Seek clarity in all things.
When we say that something is clear, we mean that it works; it communicates; the light gets through. Good content speaks to people in a language they understand and is organized in ways that make it easy to use.
Content strategists usually rely on others—writers, editors, and multimedia specialists—to produce and revise the content that users read, listen to, and watch. TMCC Web Content Providers will need to know how to do this themselves.
Good Content is Consistent
Mandate consistency, within reason.
For most people, language is our primary interface with each other and with the external world. Consistency of language and presentation acts as a consistent interface, reducing the users’ cognitive load and making it easier for readers to understand what they read.
Inconsistency, on the other hand, adds cognitive effort, hinders understanding, and distracts readers.
That’s what our AP style guides are for.
Good Content is Concise
Omit needless content.
The Web offers the space to publish everything, and it’s much easier to treat it like a hall closet with infinite stuffing-space than to impose constraints.
So what does it matter if we have too much content?
For one thing, more content makes everything more difficult to find. For another, spreading finite resources ever more thinly results in a decline in quality. It also often indicates a deeper problem—publishing everything often means “publishing everything we can,” rather than “publishing everything we’ve learned that our users really need.”
Mission statements, vision statements, and core values. Long, unreadable legal pages. Redundant documentation. Are you offering the same audience three different FAQs? Can they be combined or turned into contextual help?
Once you’ve rooted out unnecessary content at the site-planning level, be prepared to ruthlessly eliminate needless content at the section, page, and sentence level using the tips listed previously.
Many have made the wise observation that when a stone is in motion rolling down a hill or incline that that moving stone is not as likely to be covered all over with the kind of thick green moss that grows on stationary unmoving things and becomes a nuisance and suggests that those things haven’t moved in a long time and probably won’t move any time soon.
A rolling stone gathers no moss.
Good Content is Supported
Publish no content without a support plan.
If newspapers are “dead tree media,” information published online is a live green plant. And so, too, must content be tended and supported.
Factual content must be updated when new information appears and culled once it’s no longer useful; user-generated content must be nurtured and weeded; time-sensitive content (like breaking news or event information) must be planted on schedule and cut back once its blooming period ends.
This is all easy to talk about, but the reason most content is not properly maintained is that most content plans rely on getting the already overworked to produce, revise, and publish content without neglecting other responsibilities. This is not inevitable, but unless content and publishing tasks are recognized as time-consuming and complex and then included in job descriptions, performance reviews, and resource planning, it will continue.

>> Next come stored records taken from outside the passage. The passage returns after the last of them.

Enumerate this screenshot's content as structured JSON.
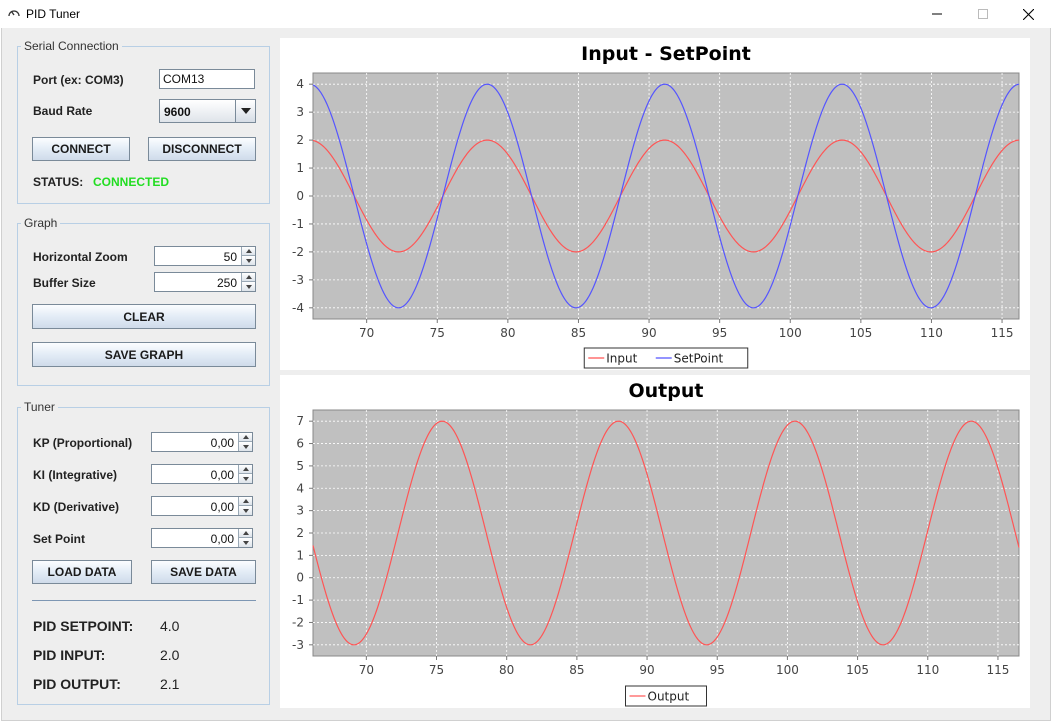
{
  "window": {
    "title": "PID Tuner"
  },
  "serial": {
    "group_title": "Serial Connection",
    "port_label": "Port (ex: COM3)",
    "port_value": "COM13",
    "baud_label": "Baud Rate",
    "baud_value": "9600",
    "connect_label": "CONNECT",
    "disconnect_label": "DISCONNECT",
    "status_label": "STATUS:",
    "status_value": "CONNECTED",
    "status_color": "#22dd22"
  },
  "graph": {
    "group_title": "Graph",
    "hzoom_label": "Horizontal Zoom",
    "hzoom_value": "50",
    "buffer_label": "Buffer Size",
    "buffer_value": "250",
    "clear_label": "CLEAR",
    "save_label": "SAVE GRAPH"
  },
  "tuner": {
    "group_title": "Tuner",
    "kp_label": "KP (Proportional)",
    "kp_value": "0,00",
    "ki_label": "KI (Integrative)",
    "ki_value": "0,00",
    "kd_label": "KD (Derivative)",
    "kd_value": "0,00",
    "sp_label": "Set Point",
    "sp_value": "0,00",
    "load_label": "LOAD DATA",
    "save_label": "SAVE DATA",
    "pid_setpoint_label": "PID SETPOINT:",
    "pid_setpoint_value": "4.0",
    "pid_input_label": "PID INPUT:",
    "pid_input_value": "2.0",
    "pid_output_label": "PID OUTPUT:",
    "pid_output_value": "2.1"
  },
  "chart_data": [
    {
      "type": "line",
      "title": "Input - SetPoint",
      "xlabel": "",
      "ylabel": "",
      "xlim": [
        66.2,
        116.2
      ],
      "ylim": [
        -4.4,
        4.4
      ],
      "xticks": [
        70,
        75,
        80,
        85,
        90,
        95,
        100,
        105,
        110,
        115
      ],
      "yticks": [
        -4,
        -3,
        -2,
        -1,
        0,
        1,
        2,
        3,
        4
      ],
      "grid": true,
      "legend": "bottom-center",
      "series": [
        {
          "name": "Input",
          "color": "#ff5555",
          "x_range": [
            66.2,
            116.2
          ],
          "period": 12.566,
          "amplitude": 2,
          "phase_x_at_max": 78.54
        },
        {
          "name": "SetPoint",
          "color": "#5555ff",
          "x_range": [
            66.2,
            116.2
          ],
          "period": 12.566,
          "amplitude": 4,
          "phase_x_at_max": 78.54
        }
      ]
    },
    {
      "type": "line",
      "title": "Output",
      "xlabel": "",
      "ylabel": "",
      "xlim": [
        66.2,
        116.5
      ],
      "ylim": [
        -3.5,
        7.5
      ],
      "xticks": [
        70,
        75,
        80,
        85,
        90,
        95,
        100,
        105,
        110,
        115
      ],
      "yticks": [
        -3,
        -2,
        -1,
        0,
        1,
        2,
        3,
        4,
        5,
        6,
        7
      ],
      "grid": true,
      "legend": "bottom-center",
      "series": [
        {
          "name": "Output",
          "color": "#ff5555",
          "x_range": [
            66.2,
            116.5
          ],
          "period": 12.566,
          "amplitude": 5,
          "offset": 2,
          "phase_x_at_max": 75.4
        }
      ]
    }
  ]
}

Hoping that a content management system (CMS) will replace this kind of human care and attention is about as effective as pointing a barn full of unmanned agricultural machinery at a field, going on vacation, and hoping it all works out. Tractors are more efficient than horse-drawn plows, but they still need humans to decide where and when and how to use them!